Former editor of reader’s digest speaks
He was a gray-haired, short man with glasses, who had animated his hand movements. By taking a quick glance, not many would expect him to be a phenomenal author and former journalist. That is exactly who Stanley Englebardt is.
Englebardt was a guest speaker at Quinnipiac last week. He addressed two Mass Communications feature writing classes about his experience with free-lance writing and his new venture into non-fiction writing.
Englebardt described himself and his profession as that of a loner. “You have no real contact with humans,” Englebardt said about writing. “It takes discipline and a `loner’ type personality to write all the time.”
Englebardt was a roving editor for Reader’s Digest Magazine for 20 years. This position allowed him to travel world-wide, researching and interviewing the world’s most intriguing people. This job has led him to continents such as Africa, where Englebardt did a human interest piece on the “piggy-backing vaccine.”
The story idea for the Africa article was developed by Englebardt, through a process called networking. Networking, as Englebardt described, is a process in which one contact helps develop the story. Sometimes, networking may lead the original story idea into a totally different direction than the author intended. It is up the author to decide which direction to take the story, depending on what type of publication he is pitching the story to.
While networking may develop great story ideas, Englebardt stressed that pieces where the author has a personal connection are the best story ideas. “Things you hear about, read about, and you see” are what make a good story idea, Englebardt said.

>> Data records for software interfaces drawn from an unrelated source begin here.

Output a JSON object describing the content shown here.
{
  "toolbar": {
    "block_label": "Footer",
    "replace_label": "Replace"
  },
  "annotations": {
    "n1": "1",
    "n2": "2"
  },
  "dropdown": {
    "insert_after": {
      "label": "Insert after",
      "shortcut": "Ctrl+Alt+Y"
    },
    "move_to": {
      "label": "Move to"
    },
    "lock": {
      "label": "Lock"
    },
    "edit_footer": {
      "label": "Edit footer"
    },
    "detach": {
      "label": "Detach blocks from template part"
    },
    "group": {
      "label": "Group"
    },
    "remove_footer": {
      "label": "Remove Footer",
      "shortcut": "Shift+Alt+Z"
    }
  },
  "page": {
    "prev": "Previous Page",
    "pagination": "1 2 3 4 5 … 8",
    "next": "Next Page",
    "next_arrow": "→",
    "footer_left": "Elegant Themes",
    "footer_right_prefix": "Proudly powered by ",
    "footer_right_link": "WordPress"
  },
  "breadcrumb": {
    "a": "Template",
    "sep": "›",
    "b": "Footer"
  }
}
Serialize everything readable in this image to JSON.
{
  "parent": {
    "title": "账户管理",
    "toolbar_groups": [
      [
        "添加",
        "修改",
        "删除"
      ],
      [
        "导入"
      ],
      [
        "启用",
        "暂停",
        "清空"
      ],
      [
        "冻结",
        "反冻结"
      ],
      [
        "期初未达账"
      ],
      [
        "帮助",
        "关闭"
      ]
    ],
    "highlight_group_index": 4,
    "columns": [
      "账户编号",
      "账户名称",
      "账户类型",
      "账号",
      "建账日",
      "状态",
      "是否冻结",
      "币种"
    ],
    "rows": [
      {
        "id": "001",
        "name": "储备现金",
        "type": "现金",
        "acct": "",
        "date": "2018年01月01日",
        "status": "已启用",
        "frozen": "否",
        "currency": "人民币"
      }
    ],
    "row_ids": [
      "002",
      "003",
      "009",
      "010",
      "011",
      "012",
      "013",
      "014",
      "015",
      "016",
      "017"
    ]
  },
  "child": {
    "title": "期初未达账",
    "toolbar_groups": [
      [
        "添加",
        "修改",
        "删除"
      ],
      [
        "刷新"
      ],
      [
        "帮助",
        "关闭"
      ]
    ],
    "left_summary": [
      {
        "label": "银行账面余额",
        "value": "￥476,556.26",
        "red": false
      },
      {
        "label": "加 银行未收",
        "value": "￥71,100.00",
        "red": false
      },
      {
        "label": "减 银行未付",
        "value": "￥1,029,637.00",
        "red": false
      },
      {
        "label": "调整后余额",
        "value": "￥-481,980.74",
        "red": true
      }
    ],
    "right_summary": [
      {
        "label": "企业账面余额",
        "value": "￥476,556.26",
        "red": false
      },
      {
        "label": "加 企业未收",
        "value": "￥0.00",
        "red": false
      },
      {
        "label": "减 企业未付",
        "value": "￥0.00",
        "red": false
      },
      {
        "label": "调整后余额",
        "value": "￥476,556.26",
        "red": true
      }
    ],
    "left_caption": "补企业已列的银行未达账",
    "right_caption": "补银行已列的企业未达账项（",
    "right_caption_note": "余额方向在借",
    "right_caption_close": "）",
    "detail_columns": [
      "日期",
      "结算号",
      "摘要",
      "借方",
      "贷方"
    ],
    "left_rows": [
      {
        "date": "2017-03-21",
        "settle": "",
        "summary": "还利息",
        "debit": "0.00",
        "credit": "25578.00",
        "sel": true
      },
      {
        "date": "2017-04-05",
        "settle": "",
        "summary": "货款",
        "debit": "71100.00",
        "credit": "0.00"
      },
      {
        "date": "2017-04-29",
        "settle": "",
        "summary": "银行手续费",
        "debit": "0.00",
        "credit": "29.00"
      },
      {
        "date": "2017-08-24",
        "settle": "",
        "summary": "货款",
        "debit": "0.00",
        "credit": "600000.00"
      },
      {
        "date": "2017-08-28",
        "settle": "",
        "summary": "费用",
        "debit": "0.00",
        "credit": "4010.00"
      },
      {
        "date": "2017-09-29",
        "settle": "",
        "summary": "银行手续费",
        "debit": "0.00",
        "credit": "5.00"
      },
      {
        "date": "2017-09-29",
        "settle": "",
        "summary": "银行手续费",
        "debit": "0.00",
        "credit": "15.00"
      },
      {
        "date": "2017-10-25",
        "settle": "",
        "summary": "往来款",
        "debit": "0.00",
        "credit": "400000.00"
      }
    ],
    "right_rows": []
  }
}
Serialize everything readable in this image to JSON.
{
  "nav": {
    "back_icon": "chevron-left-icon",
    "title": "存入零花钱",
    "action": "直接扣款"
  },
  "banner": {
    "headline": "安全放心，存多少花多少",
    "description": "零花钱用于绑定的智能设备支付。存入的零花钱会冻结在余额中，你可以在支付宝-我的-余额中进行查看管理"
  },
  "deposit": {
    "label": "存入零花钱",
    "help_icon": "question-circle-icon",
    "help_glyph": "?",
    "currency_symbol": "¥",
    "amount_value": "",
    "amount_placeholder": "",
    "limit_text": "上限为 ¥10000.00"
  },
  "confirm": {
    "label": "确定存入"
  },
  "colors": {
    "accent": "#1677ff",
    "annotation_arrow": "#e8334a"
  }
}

This advice has allowed Englebardt to succeed in the world of free-lance writing. He has had more than 1,200 pieces published. His work has been published in various magazines, including Family Circle, Women’s Journal, and the travel section of The New York Times.
Most of Englebardt’s success has come from his becoming an expert in certain areas. Englebardt’s areas of expertise are in the medical and science fields. Intertwining knowledge and personal situations, has led to countless published articles for Englebardt.
“Why We Suffer” was an article about Englebardt’s personal experience with a friend who was dying of cancer. This personal touch, added to interviews with various doctors from across the country, made that article popular among readers.
Oddly enough, Englebardt, world-renowned journalist and non-fiction author, never envisioned himself as a free-lance writer. He became involved in writing by accident.
In college, Englebardt used to tell bedtime stories to the children of a friend. His wife took down the tales and sent them to a publisher. “I got lucky. The first 20 things I did and submitted were purchased and published,” Englebardt said.
“All you need is an inquiring mind and the ability to look beyond the obvious,” Englebardt said. That formula led to Englebardt’s success. That was over 30 years ago. Here we are, in the new millennium, still enjoying Englebardt’s work.